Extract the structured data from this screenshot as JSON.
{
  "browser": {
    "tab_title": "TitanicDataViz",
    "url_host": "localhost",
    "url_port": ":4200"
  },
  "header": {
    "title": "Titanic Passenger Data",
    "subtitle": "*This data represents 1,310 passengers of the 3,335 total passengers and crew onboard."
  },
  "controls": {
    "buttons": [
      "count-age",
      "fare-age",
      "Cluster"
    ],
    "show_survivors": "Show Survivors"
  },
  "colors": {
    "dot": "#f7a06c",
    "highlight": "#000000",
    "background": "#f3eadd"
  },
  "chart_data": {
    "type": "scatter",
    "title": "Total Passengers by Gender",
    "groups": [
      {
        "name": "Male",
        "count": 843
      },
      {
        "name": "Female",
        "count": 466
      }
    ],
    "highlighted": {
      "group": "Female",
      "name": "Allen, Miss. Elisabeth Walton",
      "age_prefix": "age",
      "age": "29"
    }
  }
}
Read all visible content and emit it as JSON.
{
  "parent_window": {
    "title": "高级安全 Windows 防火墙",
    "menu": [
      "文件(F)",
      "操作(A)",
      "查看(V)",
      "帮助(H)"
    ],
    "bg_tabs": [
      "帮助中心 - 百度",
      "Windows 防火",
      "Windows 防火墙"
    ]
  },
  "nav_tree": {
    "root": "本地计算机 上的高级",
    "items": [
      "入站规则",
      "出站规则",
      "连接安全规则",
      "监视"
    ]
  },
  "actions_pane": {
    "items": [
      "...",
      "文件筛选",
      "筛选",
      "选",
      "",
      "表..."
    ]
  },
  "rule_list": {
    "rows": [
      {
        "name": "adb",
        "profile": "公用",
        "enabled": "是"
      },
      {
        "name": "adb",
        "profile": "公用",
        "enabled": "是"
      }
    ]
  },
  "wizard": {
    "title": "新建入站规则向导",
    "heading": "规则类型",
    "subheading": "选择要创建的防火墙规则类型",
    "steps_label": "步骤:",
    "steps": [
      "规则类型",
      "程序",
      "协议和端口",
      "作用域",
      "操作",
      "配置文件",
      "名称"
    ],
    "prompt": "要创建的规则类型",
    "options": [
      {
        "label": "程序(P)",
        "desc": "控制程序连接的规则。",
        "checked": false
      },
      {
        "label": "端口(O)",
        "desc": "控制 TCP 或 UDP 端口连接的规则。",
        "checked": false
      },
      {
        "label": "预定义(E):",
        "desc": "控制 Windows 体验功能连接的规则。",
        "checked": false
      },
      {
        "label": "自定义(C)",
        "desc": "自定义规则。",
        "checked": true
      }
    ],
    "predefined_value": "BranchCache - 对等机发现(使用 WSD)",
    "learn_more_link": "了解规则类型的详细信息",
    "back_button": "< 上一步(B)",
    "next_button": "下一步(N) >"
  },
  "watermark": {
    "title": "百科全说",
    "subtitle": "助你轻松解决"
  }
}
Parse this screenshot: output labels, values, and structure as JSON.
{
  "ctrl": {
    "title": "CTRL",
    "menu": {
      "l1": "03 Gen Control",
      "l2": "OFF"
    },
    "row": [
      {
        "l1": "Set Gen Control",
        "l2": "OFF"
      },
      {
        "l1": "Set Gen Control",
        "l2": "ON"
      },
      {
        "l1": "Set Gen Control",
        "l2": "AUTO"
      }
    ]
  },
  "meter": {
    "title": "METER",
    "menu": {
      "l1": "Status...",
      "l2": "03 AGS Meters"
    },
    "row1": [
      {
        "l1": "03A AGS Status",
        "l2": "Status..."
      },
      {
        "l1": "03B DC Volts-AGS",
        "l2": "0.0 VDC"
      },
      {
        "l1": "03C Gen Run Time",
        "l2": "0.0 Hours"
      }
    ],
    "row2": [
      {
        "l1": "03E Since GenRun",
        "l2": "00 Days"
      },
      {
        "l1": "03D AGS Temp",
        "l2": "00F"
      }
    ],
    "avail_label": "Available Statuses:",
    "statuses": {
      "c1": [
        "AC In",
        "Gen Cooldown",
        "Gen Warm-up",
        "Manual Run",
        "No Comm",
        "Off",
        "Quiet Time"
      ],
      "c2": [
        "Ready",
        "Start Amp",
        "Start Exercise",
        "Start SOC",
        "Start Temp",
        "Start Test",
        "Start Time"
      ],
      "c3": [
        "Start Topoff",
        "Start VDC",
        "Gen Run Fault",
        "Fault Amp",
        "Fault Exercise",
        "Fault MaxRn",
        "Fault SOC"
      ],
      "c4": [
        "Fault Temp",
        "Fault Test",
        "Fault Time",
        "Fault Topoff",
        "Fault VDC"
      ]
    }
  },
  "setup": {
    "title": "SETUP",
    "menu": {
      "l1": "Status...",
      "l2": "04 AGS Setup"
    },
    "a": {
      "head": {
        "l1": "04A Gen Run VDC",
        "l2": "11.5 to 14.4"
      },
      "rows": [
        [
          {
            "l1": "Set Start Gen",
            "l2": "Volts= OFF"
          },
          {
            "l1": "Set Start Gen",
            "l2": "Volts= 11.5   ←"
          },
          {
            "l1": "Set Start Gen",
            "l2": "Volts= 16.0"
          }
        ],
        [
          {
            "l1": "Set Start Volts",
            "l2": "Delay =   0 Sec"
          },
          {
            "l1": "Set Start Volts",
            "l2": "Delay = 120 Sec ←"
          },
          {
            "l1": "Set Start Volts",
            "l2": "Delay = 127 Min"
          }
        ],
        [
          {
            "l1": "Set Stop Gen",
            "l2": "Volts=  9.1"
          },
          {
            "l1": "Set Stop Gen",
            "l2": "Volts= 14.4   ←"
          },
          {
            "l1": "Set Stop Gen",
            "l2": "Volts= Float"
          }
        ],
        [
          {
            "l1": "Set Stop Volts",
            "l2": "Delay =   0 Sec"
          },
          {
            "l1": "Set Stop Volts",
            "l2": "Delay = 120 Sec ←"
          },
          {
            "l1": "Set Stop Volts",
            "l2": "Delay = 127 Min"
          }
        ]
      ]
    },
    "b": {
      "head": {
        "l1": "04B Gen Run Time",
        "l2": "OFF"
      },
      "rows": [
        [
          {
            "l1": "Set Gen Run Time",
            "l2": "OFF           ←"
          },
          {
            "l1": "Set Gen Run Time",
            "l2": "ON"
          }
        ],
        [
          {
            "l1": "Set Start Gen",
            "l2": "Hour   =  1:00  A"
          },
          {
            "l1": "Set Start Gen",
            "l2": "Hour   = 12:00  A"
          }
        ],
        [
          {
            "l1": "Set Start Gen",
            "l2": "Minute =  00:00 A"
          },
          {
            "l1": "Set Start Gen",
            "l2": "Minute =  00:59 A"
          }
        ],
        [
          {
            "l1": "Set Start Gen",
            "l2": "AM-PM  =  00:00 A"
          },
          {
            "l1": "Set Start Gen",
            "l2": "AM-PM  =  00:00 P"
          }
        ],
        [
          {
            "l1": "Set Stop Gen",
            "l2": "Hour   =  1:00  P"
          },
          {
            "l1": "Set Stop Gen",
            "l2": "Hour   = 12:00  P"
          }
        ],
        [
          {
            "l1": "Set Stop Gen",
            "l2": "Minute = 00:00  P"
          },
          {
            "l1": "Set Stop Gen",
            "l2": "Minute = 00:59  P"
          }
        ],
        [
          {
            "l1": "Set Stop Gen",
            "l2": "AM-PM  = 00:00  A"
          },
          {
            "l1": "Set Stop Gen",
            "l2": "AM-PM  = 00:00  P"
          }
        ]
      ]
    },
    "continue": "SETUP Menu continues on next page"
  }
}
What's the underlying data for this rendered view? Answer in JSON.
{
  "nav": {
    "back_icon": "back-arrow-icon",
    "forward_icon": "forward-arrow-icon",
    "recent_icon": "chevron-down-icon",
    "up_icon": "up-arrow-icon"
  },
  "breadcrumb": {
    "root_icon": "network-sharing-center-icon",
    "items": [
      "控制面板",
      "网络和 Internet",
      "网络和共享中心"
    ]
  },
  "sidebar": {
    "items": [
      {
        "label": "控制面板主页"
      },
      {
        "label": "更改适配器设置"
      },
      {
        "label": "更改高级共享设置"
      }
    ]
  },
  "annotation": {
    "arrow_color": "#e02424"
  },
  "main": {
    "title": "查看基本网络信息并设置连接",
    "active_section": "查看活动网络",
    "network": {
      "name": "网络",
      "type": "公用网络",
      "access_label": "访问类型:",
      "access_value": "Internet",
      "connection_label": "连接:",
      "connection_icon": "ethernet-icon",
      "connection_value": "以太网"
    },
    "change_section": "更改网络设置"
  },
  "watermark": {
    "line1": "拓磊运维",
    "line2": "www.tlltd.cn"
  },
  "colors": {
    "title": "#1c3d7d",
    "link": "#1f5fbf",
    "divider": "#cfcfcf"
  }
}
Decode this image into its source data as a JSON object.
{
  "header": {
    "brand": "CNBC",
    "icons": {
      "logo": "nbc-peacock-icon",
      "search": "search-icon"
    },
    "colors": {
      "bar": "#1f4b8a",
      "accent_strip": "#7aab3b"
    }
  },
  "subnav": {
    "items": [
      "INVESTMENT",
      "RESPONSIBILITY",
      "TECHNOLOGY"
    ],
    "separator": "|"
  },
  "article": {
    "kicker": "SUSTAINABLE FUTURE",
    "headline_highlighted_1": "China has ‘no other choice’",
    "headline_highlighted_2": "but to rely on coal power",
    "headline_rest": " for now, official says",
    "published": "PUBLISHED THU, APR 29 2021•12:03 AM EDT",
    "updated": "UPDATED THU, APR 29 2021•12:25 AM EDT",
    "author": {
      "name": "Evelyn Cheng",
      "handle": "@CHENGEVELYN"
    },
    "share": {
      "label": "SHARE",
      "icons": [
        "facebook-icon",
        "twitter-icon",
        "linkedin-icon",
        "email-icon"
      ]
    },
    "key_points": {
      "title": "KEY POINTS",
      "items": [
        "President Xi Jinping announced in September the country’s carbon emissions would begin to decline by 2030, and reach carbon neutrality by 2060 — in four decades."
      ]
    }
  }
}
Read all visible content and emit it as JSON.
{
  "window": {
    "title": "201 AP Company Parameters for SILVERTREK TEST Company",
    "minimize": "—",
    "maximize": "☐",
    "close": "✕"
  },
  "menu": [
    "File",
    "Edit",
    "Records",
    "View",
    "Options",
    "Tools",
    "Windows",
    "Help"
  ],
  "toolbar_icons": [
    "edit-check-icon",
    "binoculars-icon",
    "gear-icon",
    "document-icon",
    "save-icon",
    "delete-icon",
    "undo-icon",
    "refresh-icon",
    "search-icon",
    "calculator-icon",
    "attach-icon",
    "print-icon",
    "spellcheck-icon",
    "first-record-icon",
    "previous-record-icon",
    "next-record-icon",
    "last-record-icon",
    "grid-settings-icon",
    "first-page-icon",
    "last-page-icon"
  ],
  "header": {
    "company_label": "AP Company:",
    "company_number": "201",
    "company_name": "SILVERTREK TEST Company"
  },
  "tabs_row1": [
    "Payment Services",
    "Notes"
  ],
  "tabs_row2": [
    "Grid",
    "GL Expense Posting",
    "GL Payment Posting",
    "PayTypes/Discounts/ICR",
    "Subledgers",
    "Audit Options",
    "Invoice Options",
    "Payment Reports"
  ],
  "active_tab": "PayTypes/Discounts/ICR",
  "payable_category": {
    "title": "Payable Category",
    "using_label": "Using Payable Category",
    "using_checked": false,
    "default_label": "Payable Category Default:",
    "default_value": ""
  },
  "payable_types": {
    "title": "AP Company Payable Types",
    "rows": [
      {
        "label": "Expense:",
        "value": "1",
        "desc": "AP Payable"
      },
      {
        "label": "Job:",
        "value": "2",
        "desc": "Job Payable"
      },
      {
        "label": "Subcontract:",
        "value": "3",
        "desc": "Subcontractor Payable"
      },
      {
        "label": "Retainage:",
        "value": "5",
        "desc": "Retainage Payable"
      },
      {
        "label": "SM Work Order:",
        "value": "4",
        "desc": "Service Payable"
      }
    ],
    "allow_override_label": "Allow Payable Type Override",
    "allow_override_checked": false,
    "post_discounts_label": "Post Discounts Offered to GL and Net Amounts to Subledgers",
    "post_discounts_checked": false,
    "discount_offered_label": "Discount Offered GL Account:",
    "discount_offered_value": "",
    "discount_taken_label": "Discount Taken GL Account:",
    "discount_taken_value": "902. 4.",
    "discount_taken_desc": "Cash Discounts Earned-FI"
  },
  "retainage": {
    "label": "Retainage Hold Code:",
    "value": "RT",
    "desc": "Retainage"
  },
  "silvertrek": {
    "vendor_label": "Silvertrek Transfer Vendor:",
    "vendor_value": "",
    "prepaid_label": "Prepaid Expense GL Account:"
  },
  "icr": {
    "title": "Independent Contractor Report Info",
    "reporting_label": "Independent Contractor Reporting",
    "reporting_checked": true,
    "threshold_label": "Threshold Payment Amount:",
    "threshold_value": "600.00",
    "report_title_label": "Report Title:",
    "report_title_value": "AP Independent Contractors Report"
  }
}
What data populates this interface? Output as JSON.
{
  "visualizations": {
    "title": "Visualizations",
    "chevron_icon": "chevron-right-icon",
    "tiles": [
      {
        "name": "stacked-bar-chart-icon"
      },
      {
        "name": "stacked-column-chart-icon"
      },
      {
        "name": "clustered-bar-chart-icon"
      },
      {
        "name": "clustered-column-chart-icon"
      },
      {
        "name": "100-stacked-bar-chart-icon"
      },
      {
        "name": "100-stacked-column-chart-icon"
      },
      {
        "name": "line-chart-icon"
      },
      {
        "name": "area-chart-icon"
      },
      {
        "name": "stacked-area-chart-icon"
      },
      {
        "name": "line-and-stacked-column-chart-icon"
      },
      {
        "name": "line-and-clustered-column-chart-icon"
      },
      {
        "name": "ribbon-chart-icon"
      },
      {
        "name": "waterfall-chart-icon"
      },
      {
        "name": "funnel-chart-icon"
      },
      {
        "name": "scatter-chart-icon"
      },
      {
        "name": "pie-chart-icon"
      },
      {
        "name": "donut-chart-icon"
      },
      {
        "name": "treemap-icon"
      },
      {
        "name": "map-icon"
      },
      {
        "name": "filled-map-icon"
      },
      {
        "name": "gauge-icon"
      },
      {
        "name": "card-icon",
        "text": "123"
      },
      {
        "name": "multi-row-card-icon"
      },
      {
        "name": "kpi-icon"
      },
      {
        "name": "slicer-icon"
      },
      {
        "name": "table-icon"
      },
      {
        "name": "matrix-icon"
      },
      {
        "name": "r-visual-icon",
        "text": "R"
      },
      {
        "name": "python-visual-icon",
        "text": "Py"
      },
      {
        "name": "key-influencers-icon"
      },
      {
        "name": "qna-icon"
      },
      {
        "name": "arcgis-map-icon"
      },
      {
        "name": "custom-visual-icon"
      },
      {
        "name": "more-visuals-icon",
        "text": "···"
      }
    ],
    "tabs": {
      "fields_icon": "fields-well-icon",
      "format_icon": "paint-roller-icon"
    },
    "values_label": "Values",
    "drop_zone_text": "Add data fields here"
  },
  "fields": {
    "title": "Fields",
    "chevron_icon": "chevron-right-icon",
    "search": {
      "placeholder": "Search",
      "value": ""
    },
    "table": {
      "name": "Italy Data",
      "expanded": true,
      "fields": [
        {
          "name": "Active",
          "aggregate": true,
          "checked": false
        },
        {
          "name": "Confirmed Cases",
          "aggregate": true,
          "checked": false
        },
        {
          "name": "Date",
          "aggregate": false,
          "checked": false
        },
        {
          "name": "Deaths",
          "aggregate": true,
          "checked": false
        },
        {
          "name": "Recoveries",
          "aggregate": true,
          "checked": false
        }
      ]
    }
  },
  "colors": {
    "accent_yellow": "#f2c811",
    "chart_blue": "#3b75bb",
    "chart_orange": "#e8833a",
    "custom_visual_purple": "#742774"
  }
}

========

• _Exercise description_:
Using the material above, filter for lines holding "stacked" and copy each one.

• _Solution for this problem_:
        "name": "stacked-bar-chart-icon"
        "name": "stacked-column-chart-icon"
        "name": "100-stacked-bar-chart-icon"
        "name": "100-stacked-column-chart-icon"
        "name": "stacked-area-chart-icon"
        "name": "line-and-stacked-column-chart-icon"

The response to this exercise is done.